HSLDA Media Release
March 27, 2001

Respectfully relentless, home schoolers change state laws in New Mexico

For immediate release
March 27, 2001
Contact: Rich Jefferson
(540) 338-8663 or media@hslda.org

SANTA FE Persistence paid off this week for New Mexico home schoolers when Governor Gary Johnson signed a bill liberating them from burdensome state laws.

"Our motto at the beginning of this was 'Respectfully Relentless,'" said Ramon Martinez, a board member of CAPE-NM, the Christian Association of Parent Educators of New Mexico. "We spent 17 days lobbying the legislature this year. And CAPE-NM members made a lot of phone calls."

Martinez's own state senator, Michael Sanchez, sponsored the bill. "We got to know him. We visited him year after year in his office. He checked out our reasons for requesting this legislation. He knows we appreciate that he has a tough job."

The bill allows parents to notify the state superintendent of education, rather than local superintendents, of their intent to home school. According to New Mexico home schoolers, local school districts have been prone to lose notification documents and to demand new filings from parents.

Because of other record keeping discrepancies in local school districts, and because home schoolers have demonstrated they score above average on standardized tests, the requirement for parents to submit standardized test scores to the local district was also eliminated.

"Our accountability reporting shows our students score in the 68th to 81st percentile," Martinez said. "Submitting our scores will not improve our performance. We are already doing well."

Two other key changes are that parents will no longer have to file an attendance report or immunization records with their local school district

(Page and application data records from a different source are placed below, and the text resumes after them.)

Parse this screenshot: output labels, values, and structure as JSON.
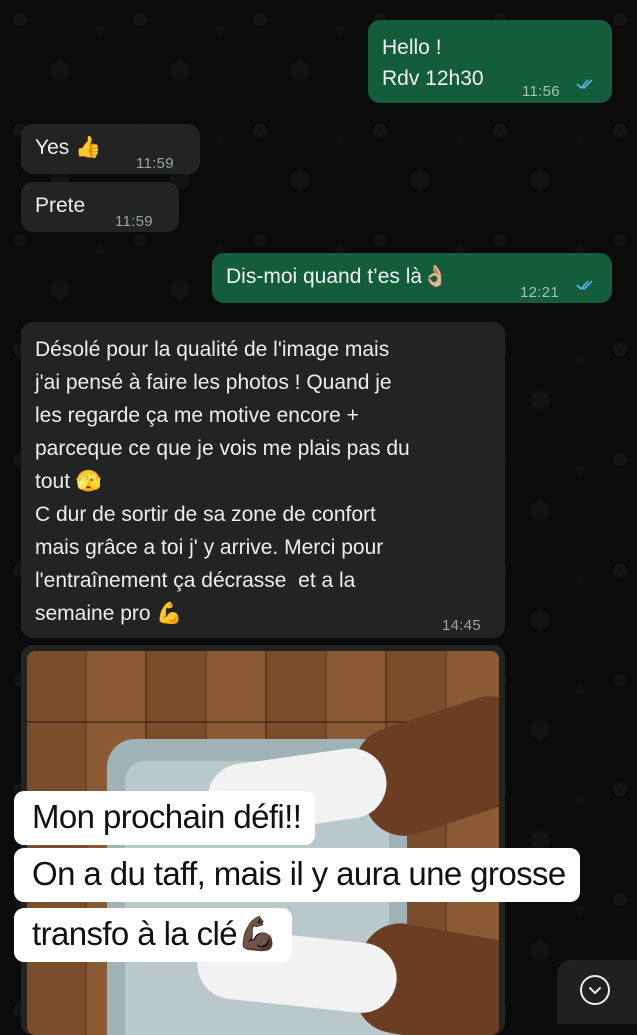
{
  "messages": [
    {
      "id": "m1",
      "direction": "outgoing",
      "lines": [
        "Hello !",
        "Rdv 12h30"
      ],
      "time": "11:56",
      "read": true
    },
    {
      "id": "m2",
      "direction": "incoming",
      "text": "Yes 👍",
      "time": "11:59"
    },
    {
      "id": "m3",
      "direction": "incoming",
      "text": "Prete",
      "time": "11:59"
    },
    {
      "id": "m4",
      "direction": "outgoing",
      "text": "Dis-moi quand t’es là👌🏼",
      "time": "12:21",
      "read": true
    },
    {
      "id": "m5",
      "direction": "incoming",
      "lines": [
        "Désolé pour la qualité de l'image mais",
        "j'ai pensé à faire les photos ! Quand je",
        "les regarde ça me motive encore +",
        "parceque ce que je vois me plais pas du",
        "tout 🫣",
        "C dur de sortir de sa zone de confort",
        "mais grâce a toi j' y arrive. Merci pour",
        "l'entraînement ça décrasse  et a la",
        "semaine pro 💪"
      ],
      "time": "14:45"
    }
  ],
  "overlay_caption": {
    "line1": "Mon prochain défi!!",
    "line2": "On a du taff, mais il y aura une grosse",
    "line3": "transfo à la clé💪🏿"
  },
  "icons": {
    "read_ticks": "double-check-icon",
    "scroll_down": "chevron-down-icon"
  },
  "colors": {
    "outgoing_bubble": "#135c3c",
    "incoming_bubble": "#222424",
    "read_tick": "#53bdeb"
  }
}
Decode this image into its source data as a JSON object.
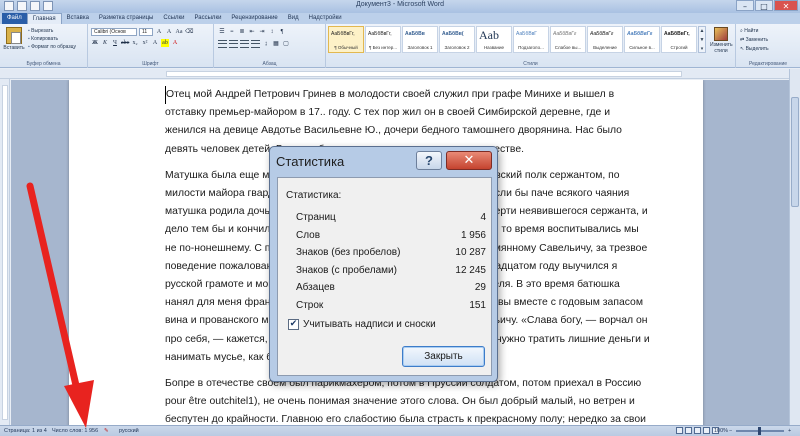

Arizona passed a law in 1995 eliminating that state's requirement that home schoolers take a standardized test.

According to Darren Jones, an attorney with the Home School Legal Defense Association, this year's effort in New Mexico resulted from patient determination. Similar legislation failed to pass the Senate Education Committee in 1995, but that did not deter CAPE-NM.

"This is a good example of how to work with legislators," Jones said. "You encourage the legislators to get to know you and meet your children. You stay focused. You do the right things that you can do and trust God for the rest."

Senate Bill 374 will become the law of New Mexico on June 15, 2001.

 Other Resources

More information on the New Mexico's Senate Bill 374